Should billionaires exist?
That question is getting serious attention thanks to liberal officials raising the alarm over wealth concentration.
It’s become such a hot-button issue that Late Show host Stephen Colbert posed the question to Bill Gates, the Microsoft co-founder who was the world’s richest man for years. Appearing with his wife, Melinda Gates, he admitted, “we might be biased.”
On how to tax the rich: Bill Gates said we could “make the tax system take a much higher portion from people with great wealth,” which prompted Colbert to ask if 70 percent was appropriate. That number has been floated by U.S. Rep. Alexandria Ocasio-Cortez’s as marginal tax rate on people earning more than $10 million per year.
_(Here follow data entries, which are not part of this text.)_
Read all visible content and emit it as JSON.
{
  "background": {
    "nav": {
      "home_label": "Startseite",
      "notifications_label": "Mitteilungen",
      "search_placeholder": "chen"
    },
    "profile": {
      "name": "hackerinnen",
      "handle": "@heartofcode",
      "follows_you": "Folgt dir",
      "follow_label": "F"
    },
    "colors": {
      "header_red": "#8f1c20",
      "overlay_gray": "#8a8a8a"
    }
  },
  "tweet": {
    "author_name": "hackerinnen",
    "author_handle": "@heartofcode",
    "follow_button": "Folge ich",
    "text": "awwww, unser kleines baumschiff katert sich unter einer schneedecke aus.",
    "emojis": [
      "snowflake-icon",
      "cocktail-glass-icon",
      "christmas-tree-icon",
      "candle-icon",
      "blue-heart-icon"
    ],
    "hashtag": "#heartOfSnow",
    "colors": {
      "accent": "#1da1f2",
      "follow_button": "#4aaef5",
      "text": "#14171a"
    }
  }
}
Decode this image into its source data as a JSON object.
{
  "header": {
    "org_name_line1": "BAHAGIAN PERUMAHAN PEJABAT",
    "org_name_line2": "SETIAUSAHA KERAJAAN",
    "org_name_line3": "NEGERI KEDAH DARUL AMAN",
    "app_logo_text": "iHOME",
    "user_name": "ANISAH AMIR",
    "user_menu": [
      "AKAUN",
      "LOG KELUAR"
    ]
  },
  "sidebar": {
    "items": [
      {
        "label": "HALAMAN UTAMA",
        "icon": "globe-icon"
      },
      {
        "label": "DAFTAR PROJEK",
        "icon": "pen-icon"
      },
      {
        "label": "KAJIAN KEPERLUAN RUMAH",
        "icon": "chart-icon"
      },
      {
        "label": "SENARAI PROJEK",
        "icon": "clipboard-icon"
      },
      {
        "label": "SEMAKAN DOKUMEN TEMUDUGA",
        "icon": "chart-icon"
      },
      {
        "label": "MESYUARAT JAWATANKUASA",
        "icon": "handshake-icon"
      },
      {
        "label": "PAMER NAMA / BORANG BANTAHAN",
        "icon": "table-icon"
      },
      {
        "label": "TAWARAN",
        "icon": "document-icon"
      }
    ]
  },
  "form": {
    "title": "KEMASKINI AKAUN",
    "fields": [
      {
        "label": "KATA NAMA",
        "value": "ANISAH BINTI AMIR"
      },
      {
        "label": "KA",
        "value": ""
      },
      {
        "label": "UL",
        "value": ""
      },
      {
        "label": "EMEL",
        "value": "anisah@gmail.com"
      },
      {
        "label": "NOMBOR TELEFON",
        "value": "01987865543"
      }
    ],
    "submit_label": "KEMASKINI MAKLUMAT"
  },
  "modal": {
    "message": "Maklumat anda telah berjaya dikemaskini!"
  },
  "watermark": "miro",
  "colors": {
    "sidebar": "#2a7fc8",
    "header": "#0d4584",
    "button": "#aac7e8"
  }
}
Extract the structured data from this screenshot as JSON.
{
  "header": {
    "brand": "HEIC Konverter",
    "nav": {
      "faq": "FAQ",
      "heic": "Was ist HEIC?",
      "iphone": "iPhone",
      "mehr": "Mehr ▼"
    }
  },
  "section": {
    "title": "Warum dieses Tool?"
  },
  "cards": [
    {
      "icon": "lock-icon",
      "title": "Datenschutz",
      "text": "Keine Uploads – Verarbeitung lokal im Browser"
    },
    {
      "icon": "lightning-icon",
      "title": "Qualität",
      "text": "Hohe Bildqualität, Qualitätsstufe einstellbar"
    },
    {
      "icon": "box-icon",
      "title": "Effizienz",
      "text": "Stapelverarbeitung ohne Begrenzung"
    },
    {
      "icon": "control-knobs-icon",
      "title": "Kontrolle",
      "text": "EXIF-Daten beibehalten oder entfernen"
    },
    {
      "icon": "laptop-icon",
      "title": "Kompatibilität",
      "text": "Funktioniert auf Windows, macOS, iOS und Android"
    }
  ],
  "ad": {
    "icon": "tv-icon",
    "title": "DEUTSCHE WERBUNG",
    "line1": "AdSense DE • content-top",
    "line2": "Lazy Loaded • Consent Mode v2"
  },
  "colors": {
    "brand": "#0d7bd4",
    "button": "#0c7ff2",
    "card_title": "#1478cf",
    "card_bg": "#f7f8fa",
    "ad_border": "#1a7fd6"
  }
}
Her idea? Wealthy people would be subject to a 70 percent tax on the dollars earned above the $10 million threshold.
Bill and Melinda Gates said that plan might not have the desired effect because it targets traditional income. The megawealthy often earn their fortunes through other assets outside their regular paychecks.
“These great fortunes were not made through ordinary income,” Bill Gates said. “So you probably have to look to the capital gains rate and the estate tax if you want to create more equity there.”
Melinda Gates chimed in, adding that marginal tax rates don’t always accomplish their goal, citing countries like France where “taxes have been done there in such a way that it doesn’t actually stimulate good growth.”
On the role of philanthropy: The two agreed that taxes should be higher on the wealthy but also touted the role of philanthropy, where they have channeled their enormous fortune through the Bill and Melinda Gates Foundation.
“Philanthropy can never make up for taxes, but it is that catalytic wedge where we can try things, we can do innovations that you wouldn’t want your government to do with tax dollars,” Melinda Gates said. “But then it has to be government that scales up things like health or education.”
The big picture: America’s mega-rich haven’t held this much of the country’s wealth since just before The Great Depression, according to new research. Driven largely by massive wealth accumulation in the tech and financial sectors, income inequality is a key issue in D.C. and is likely to pick up steam as we approach the 2020 presidential election.
Progressive lawmakers are starting to target philanthropy, claiming it distracts from government programs designed to rebalance the economic scales. Bill and Melinda Gates have pledged to donate the majority of their wealth to philanthropic causes, which Colbert said is “the sort of behavior people want from billionaires.” That may be changing. Philanthropy, though laudable, is at the whim donors. A new analysis shows that in 2018, America’s most generous billionaires donated about half of what they gave the previous year to philanthropy.